● **WORK INSTRUCTIONS**:
From the entries below, gather each line containing the word "chất".

= = = = = = =

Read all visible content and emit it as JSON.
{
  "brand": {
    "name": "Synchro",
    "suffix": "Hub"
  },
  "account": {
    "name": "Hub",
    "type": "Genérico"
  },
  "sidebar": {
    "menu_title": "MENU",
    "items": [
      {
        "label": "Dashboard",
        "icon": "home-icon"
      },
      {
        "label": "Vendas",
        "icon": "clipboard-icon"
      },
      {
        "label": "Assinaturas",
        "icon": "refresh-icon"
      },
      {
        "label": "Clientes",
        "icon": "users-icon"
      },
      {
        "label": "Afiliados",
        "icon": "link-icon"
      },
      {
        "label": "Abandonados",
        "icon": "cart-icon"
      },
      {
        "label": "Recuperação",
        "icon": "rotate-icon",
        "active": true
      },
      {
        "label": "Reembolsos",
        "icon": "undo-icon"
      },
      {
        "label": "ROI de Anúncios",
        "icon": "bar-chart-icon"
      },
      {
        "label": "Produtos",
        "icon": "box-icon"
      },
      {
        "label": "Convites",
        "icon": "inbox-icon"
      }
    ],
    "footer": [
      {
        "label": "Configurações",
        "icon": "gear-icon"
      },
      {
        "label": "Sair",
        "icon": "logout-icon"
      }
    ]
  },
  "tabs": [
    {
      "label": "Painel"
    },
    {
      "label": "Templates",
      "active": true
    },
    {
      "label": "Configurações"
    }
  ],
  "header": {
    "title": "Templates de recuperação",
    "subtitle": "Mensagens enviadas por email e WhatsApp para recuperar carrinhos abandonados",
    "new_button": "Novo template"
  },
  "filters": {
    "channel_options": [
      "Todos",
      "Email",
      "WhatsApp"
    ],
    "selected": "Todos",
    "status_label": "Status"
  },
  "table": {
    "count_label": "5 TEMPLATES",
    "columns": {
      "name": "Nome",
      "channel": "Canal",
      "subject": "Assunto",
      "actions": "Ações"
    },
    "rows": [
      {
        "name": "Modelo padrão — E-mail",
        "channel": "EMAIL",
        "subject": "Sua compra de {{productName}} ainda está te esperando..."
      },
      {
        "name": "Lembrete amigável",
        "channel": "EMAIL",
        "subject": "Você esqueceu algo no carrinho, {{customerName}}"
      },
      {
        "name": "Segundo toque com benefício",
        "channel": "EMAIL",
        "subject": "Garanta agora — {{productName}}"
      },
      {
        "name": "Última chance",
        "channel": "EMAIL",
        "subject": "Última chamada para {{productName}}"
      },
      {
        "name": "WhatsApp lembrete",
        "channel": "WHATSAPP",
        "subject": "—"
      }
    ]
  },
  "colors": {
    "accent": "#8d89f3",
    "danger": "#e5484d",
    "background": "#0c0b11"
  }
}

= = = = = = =

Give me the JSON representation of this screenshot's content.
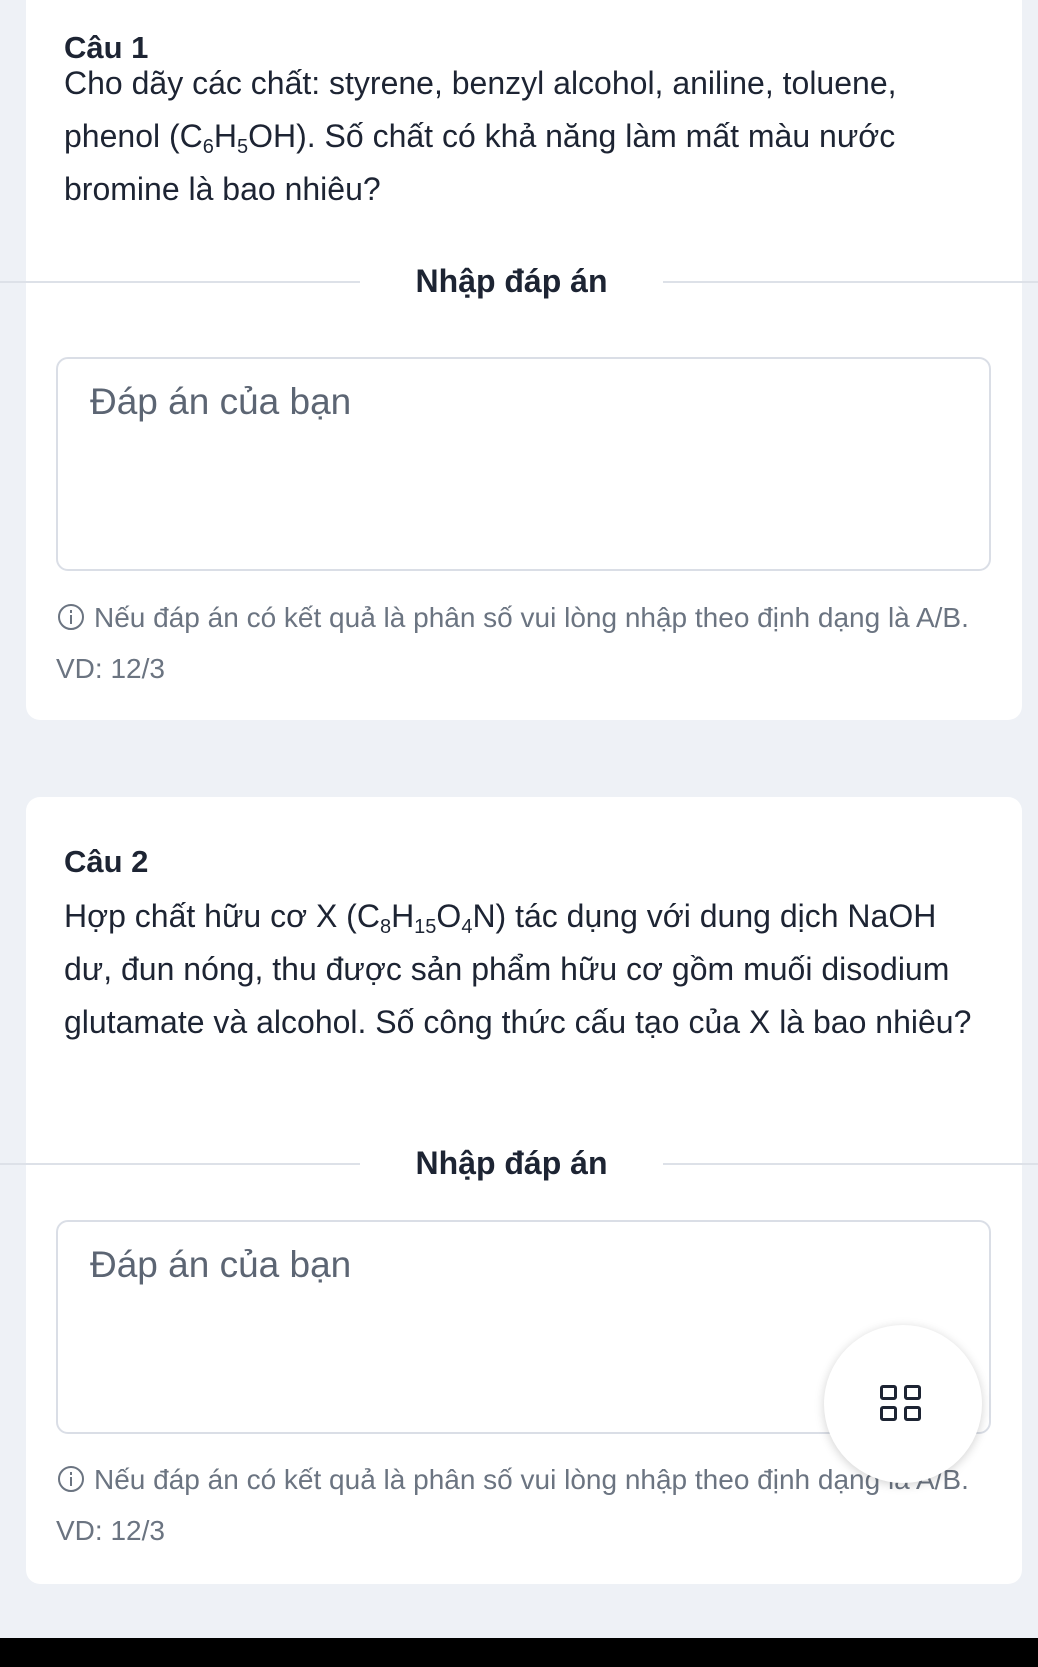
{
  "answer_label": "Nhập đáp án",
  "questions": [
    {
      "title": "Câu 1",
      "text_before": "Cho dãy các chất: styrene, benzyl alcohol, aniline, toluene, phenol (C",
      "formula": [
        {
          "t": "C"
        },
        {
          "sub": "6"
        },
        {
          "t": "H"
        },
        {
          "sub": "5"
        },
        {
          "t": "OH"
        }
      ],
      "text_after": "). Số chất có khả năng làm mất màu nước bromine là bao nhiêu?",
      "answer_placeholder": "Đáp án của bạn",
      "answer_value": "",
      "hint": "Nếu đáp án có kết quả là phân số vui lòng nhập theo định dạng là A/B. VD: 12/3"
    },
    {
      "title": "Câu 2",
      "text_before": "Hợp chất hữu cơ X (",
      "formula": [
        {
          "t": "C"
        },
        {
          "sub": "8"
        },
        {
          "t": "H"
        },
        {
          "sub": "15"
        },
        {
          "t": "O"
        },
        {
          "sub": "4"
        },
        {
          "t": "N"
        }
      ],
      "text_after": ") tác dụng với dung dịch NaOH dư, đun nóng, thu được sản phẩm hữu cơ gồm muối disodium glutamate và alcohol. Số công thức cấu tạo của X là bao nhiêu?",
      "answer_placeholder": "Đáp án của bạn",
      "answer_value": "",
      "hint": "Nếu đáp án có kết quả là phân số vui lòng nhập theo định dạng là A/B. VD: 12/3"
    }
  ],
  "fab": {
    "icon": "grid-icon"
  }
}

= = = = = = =

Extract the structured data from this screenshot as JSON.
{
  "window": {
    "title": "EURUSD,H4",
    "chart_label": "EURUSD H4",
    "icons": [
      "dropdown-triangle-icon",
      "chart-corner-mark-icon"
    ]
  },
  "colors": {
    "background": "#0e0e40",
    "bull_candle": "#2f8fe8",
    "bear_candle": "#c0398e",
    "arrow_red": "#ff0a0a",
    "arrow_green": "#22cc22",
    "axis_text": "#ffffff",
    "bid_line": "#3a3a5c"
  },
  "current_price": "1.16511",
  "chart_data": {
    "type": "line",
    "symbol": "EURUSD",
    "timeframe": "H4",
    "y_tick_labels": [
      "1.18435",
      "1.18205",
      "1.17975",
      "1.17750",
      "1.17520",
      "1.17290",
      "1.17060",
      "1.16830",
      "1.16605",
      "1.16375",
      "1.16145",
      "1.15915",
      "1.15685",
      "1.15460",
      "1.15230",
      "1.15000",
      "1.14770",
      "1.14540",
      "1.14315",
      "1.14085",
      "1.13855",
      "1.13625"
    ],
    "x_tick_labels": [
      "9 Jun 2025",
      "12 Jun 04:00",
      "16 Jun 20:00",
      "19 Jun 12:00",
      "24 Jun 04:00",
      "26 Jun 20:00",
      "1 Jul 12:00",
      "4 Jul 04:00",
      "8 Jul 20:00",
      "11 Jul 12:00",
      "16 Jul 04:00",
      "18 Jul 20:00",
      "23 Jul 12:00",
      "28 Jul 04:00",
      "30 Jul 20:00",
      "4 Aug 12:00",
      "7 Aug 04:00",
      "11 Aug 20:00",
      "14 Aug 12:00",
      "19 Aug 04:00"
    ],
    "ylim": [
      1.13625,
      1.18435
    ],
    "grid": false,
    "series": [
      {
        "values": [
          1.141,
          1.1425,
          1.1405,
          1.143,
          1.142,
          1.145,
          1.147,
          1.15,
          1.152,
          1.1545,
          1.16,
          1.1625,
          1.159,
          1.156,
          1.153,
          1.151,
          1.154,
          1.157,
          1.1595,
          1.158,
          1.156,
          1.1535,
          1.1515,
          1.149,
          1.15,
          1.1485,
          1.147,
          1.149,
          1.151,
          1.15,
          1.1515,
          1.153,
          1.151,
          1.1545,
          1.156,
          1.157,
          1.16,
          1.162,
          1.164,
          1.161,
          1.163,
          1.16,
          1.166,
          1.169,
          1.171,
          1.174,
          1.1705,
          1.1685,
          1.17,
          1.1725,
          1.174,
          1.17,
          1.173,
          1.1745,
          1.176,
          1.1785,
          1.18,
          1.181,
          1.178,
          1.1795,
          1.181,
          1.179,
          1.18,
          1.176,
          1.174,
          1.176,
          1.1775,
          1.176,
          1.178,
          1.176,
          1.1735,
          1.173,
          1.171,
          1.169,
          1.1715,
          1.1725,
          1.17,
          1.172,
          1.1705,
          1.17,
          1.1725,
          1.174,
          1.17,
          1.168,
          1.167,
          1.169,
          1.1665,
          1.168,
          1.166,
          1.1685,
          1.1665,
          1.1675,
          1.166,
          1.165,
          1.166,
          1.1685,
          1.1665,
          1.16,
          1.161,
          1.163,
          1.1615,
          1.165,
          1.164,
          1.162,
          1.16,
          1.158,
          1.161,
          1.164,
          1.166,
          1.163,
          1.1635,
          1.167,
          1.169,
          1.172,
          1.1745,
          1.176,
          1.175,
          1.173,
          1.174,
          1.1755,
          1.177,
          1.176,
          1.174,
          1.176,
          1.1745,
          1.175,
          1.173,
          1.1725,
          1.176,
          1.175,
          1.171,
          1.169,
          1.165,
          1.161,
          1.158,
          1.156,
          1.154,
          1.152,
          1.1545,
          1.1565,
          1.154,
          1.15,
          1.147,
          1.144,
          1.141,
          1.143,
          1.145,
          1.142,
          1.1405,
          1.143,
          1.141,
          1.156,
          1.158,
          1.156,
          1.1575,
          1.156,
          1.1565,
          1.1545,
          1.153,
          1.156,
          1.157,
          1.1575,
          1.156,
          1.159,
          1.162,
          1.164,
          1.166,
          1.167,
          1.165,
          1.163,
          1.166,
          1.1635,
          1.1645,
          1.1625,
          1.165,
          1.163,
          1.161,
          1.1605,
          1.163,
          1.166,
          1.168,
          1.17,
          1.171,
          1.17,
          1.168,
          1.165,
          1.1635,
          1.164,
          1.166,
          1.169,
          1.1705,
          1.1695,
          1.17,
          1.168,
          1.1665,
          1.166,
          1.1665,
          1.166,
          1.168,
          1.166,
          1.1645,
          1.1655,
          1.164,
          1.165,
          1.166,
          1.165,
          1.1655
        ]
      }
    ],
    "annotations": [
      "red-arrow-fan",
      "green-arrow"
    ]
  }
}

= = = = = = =

● **SOLUTION**:
      "text_before": "Cho dãy các chất: styrene, benzyl alcohol, aniline, toluene, phenol (C",
      "text_after": "). Số chất có khả năng làm mất màu nước bromine là bao nhiêu?",
      "text_before": "Hợp chất hữu cơ X (",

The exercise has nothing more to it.